Customers visit Keota
KEOTA—John Heisdorffer, Iowa Soybean Association director for District 9, had 19 Chinese visitors touring his farm on Sunday, Sept. 15.
The Chinese visitors came to the United States as part of a soybean trade mission. They arrived in the United States on Sept. 9. Sunday was their first day in Iowa.
Heisdorffer said it is important to the Chinese businessmen to see where their imports are coming from.
“They like to see the crops in the fields and get to find out the availability for next year,” Heisdorffer said.
Another concern is what the pricing for the crops will be, Heisdorffer said. This was one of the first questions he had from the Chinese visitors.
“What do you think the market price will be for this year?” asked U.S. Soybean Export Council (USSEC) county director Xiaoping Zhang, who also acted as translator for the visit. “Will it be the same or different than last year?”
“There will be a difference,” Heisdorffer said. “Last year we had 5 inches of rain in August and this year we’re very dry.”
Zhang asked Heisdorffer if the revenue for this year’s soybean crop would be as good as last year’s. Heisdorffer said the revenue would be lower because of the drought situation.
Zhang asked if there was an estimate on the price per bushel for the soybean crop for this year.
Lindsay Greiner, farm and food ambassador for the Iowa Soybean Association, estimated the average price per bushel to be around $7.50 an acre.
“You can take $100 off per acre from last year easily,” Greiner said.
Heisdorffer showed the group the corn and soybeans he had picked earlier that morning. His corn kernels were so dry that the corn was beginning to fall off from the ear and could be broken apart easily, which he demonstrated to the group. The soybean leaves were yellow and the pods were averaging to be a three-pod crop, Heisdorffer said.
Greiner and Heisdorffer didn’t just speak about their crops. Several of the Chinese visitors noticed Heisdorffer had hog barns out back. Zhang asked how many hogs Heisdorffer had on his farm.
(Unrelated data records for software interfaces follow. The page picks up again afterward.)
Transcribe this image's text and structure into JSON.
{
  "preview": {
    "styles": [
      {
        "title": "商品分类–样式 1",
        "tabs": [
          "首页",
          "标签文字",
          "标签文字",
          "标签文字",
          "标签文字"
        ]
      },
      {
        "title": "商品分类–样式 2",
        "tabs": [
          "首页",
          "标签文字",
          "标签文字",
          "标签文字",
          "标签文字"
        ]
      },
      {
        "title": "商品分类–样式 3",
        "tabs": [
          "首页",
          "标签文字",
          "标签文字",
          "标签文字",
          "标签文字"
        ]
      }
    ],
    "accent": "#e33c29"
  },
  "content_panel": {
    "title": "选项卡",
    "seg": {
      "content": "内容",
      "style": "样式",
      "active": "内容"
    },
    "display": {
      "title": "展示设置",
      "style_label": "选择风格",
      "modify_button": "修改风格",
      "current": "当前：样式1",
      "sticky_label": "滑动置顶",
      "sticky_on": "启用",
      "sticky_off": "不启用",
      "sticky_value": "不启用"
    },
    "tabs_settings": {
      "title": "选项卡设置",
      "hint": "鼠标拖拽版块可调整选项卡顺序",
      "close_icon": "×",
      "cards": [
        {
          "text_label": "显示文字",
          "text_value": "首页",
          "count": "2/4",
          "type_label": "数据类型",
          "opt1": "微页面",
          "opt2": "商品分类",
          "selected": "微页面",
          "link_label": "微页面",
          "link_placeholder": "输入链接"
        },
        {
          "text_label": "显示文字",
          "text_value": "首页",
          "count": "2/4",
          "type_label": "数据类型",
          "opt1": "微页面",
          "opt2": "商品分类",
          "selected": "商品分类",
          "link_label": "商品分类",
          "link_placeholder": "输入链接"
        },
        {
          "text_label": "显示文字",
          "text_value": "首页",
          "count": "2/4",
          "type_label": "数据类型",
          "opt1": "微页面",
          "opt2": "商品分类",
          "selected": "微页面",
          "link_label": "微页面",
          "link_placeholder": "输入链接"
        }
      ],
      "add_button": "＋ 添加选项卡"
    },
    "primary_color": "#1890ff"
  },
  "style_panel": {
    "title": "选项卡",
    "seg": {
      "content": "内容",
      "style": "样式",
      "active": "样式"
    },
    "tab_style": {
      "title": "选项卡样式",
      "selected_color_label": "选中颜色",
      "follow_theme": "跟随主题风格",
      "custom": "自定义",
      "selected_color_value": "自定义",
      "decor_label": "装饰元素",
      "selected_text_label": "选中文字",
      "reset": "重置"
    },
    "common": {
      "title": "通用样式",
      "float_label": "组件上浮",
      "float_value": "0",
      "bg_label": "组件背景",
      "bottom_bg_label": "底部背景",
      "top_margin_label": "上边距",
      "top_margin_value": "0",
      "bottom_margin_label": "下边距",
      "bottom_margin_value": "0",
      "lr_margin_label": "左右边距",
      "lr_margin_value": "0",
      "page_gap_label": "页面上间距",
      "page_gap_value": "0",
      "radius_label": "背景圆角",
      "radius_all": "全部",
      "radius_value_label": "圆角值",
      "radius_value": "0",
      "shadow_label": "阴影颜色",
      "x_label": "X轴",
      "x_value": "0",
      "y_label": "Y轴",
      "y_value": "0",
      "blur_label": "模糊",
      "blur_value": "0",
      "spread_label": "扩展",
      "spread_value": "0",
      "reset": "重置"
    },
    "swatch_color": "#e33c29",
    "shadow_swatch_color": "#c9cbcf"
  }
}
“We have 450–600 here,” Heisdorffer said. “Lindsay probably has about 5,000 on his farm.”
Zhang explained in China there is a high demand for pork. He said the price keeps getting higher as the demand increases and more pork was being imported into China from the United States because China’s pork producers couldn’t keep up. He asked what the marketing size for the hogs were on Heisdorffer’s farm.
“It keeps going up,” Heisdorffer said. “They’re averaging out to be 285 – 300 pounds.”
Heisdorffer explained to Zhang that he doesn’t own the hogs. He gets them from a company in Illinois, which rents the hogs to him. He owns his own barns and pays for the feed, but the vaccinations are all done before they get to his farm.
“In China it’s common for the hog farmer to take care of everything, including the vaccination,” Zhang said. “Some have a farm that the pigs come right from the sow.”
He asked if Heisdorffer knew of any hog farmers that receive the piglets right from the sows. He also said this wasn’t as common in Iowa as it used to be.
After looking at the soybean field and hog barns, the Chinese visitors went to lunch in Washington. Then they headed back to Davenport, where they will be speaking at Soy Trade Exchange and Grains Export Shipping Conference from Monday, Sept. 16 through Tuesday, Sept. 17. They will leave for China on Sept. 19.
This was the third time Heisdorffer had hosted Chinese visitors on his farm.